The function of the several departments of the Bussey Institute as now organized may be briefly outlines as follows, to which it may be added that both teaching and research are combined in each:

The Department of Economic Entomology is dealing with the problems of structural, agricultural and medical entomology, particularly those which give promise of ultimate applicability to the control or reduction of noxious insects as they affect food production, public health and forestry.

The Department of Animal Breeding is concerned with a study of the laws of heredity, upon an accurate knowledge of which must depend the successful improvement of the breeds of useful animals.

The Department of Plant Breeding is similarly engaged in a study of the principles of inheritance that may be applied to the successful improvement of plants, particularly those of agricultural value.

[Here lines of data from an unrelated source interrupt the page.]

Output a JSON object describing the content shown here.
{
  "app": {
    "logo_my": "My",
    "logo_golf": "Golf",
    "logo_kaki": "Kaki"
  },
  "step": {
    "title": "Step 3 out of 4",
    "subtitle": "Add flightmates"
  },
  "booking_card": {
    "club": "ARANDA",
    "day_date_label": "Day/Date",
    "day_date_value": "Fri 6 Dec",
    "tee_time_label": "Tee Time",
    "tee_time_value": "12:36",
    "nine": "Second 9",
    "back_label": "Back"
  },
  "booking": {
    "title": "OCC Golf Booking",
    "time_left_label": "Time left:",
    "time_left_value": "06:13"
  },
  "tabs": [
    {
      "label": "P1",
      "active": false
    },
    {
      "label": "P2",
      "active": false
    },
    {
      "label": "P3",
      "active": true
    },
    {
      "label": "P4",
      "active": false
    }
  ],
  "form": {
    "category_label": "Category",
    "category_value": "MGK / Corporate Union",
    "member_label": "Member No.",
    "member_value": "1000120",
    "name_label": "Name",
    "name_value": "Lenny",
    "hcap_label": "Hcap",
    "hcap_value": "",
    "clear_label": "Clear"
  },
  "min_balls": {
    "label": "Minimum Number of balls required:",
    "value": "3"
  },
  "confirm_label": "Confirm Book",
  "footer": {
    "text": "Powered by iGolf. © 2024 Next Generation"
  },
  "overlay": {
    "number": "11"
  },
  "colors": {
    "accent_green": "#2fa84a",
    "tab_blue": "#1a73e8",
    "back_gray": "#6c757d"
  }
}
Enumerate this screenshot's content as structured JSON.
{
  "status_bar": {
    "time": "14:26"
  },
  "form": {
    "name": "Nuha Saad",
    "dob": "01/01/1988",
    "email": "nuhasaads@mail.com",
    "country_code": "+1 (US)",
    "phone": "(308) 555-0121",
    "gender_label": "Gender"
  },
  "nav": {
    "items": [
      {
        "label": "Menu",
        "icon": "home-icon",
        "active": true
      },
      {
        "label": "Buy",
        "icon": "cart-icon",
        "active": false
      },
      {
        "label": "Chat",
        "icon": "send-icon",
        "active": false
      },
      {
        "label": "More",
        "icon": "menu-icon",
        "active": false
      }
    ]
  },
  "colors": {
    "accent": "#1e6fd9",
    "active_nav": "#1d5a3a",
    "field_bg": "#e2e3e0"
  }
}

The Department of Applied Plant Anatomy is dealing with the structure and anatomy of plant tissues, as a knowledge of such matters is essential to the utilization for forest products and other plant materials.

The Department of Economic Botany is systematizing the knowledge pertaining to useful plants of all kinds and is thus directly contributing to agriculture and the arts dependent upon plant materials.

Problems of Forestry Taken Up

Dendrology are together aiding in solving problems relating to forestry. These concern very important and pressing needs at the present time in connection with the proper utilization and maintenance of forests.

It will thus be seen that while the activities of the Bussey Institute are primarily related to agriculture, divergent lines are included to some extent, on account of the fact that many of the associated sciences cannot be clearly separated from it, and particularly since the common meeting ground of different lines of endeavor is commonly a neglected field for investigation.

It is sincerely hoped by all of those at present connected with the Institution that it may in the near future be able to extend its field of usefulness through the acquisition of added facilities in the way of a larger staff and more adequate funds. At the present time, unfortunately, the size of the student body is necessarily more restricted than it should be, and many lines of investigation for which there is a crying need must be left untouched.

However the future may allow for such expansion, it can, I think, be truthfully said that some of the fond expectations of its founder have been realized by the Bussey Institution.